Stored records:
++++++++++

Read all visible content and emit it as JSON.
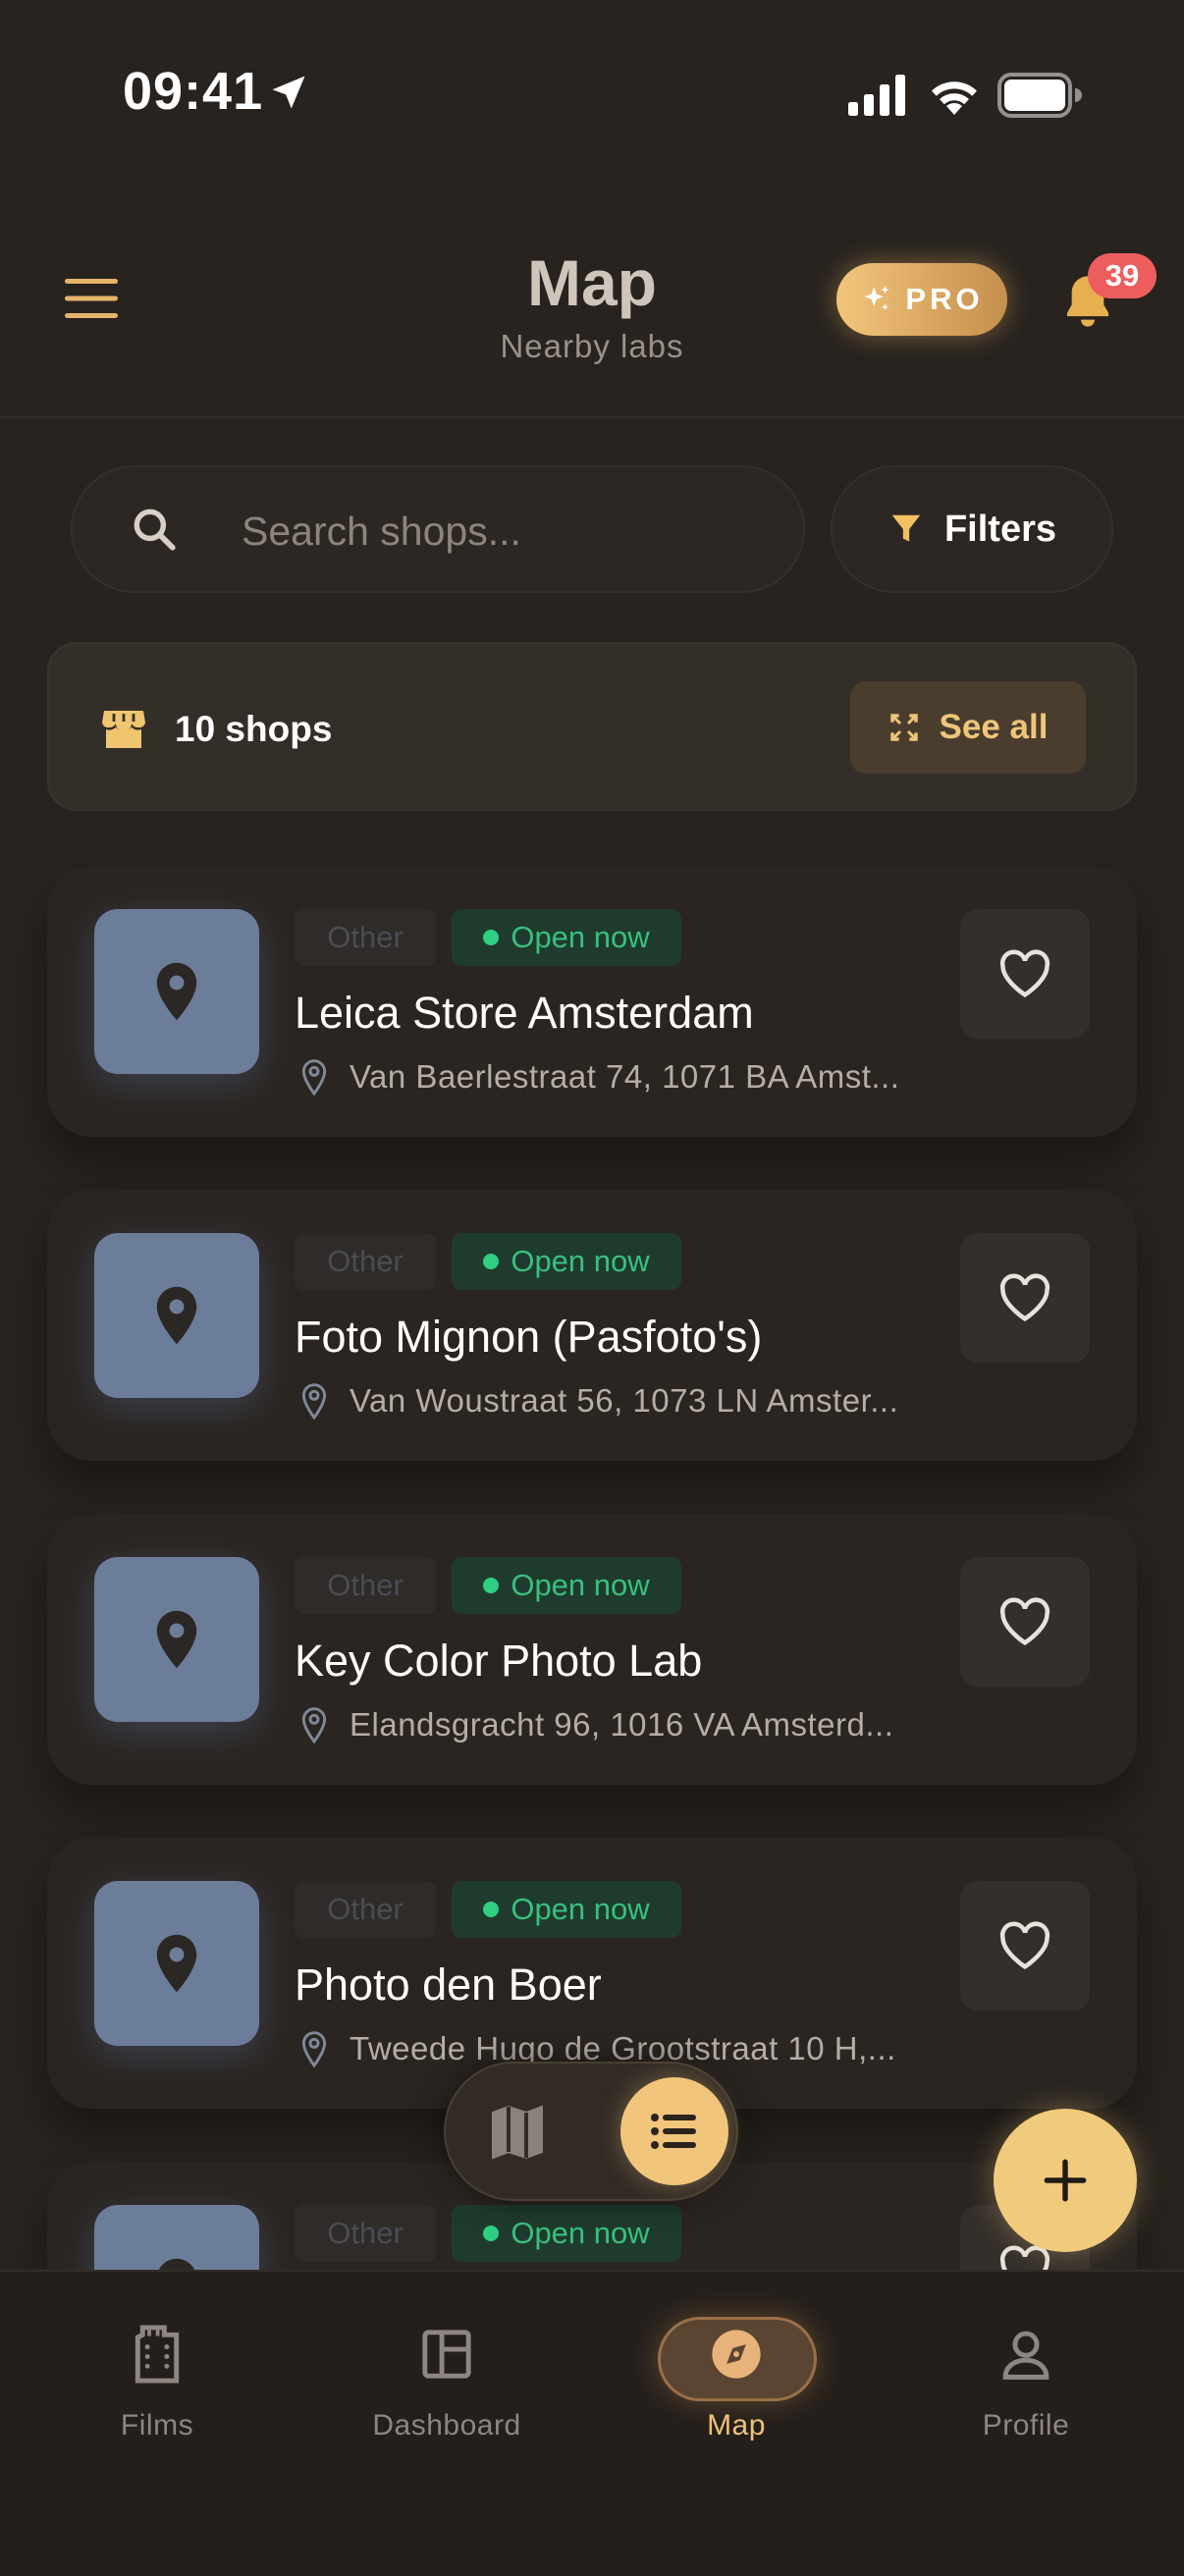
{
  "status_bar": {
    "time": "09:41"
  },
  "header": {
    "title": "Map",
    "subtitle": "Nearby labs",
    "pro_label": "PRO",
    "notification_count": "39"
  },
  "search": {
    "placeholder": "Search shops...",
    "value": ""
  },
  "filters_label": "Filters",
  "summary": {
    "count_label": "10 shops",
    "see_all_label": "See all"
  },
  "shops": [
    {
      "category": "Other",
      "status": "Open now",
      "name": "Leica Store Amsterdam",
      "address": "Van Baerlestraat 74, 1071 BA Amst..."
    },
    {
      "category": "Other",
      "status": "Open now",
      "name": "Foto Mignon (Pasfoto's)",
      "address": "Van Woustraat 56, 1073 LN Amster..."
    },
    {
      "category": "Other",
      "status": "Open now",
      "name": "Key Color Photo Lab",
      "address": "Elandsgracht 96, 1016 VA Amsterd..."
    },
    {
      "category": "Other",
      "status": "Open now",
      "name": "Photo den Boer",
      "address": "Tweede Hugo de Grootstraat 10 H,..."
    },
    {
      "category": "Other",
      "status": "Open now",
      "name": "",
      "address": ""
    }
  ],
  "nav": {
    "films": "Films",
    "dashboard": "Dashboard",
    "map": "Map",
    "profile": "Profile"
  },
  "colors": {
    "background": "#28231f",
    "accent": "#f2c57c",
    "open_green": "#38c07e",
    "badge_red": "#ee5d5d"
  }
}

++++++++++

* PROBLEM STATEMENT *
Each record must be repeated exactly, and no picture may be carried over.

* TASK RESPONSE *
Read all visible content and emit it as JSON.
{
  "status_bar": {
    "time": "09:41"
  },
  "header": {
    "title": "Map",
    "subtitle": "Nearby labs",
    "pro_label": "PRO",
    "notification_count": "39"
  },
  "search": {
    "placeholder": "Search shops...",
    "value": ""
  },
  "filters_label": "Filters",
  "summary": {
    "count_label": "10 shops",
    "see_all_label": "See all"
  },
  "shops": [
    {
      "category": "Other",
      "status": "Open now",
      "name": "Leica Store Amsterdam",
      "address": "Van Baerlestraat 74, 1071 BA Amst..."
    },
    {
      "category": "Other",
      "status": "Open now",
      "name": "Foto Mignon (Pasfoto's)",
      "address": "Van Woustraat 56, 1073 LN Amster..."
    },
    {
      "category": "Other",
      "status": "Open now",
      "name": "Key Color Photo Lab",
      "address": "Elandsgracht 96, 1016 VA Amsterd..."
    },
    {
      "category": "Other",
      "status": "Open now",
      "name": "Photo den Boer",
      "address": "Tweede Hugo de Grootstraat 10 H,..."
    },
    {
      "category": "Other",
      "status": "Open now",
      "name": "",
      "address": ""
    }
  ],
  "nav": {
    "films": "Films",
    "dashboard": "Dashboard",
    "map": "Map",
    "profile": "Profile"
  },
  "colors": {
    "background": "#28231f",
    "accent": "#f2c57c",
    "open_green": "#38c07e",
    "badge_red": "#ee5d5d"
  }
}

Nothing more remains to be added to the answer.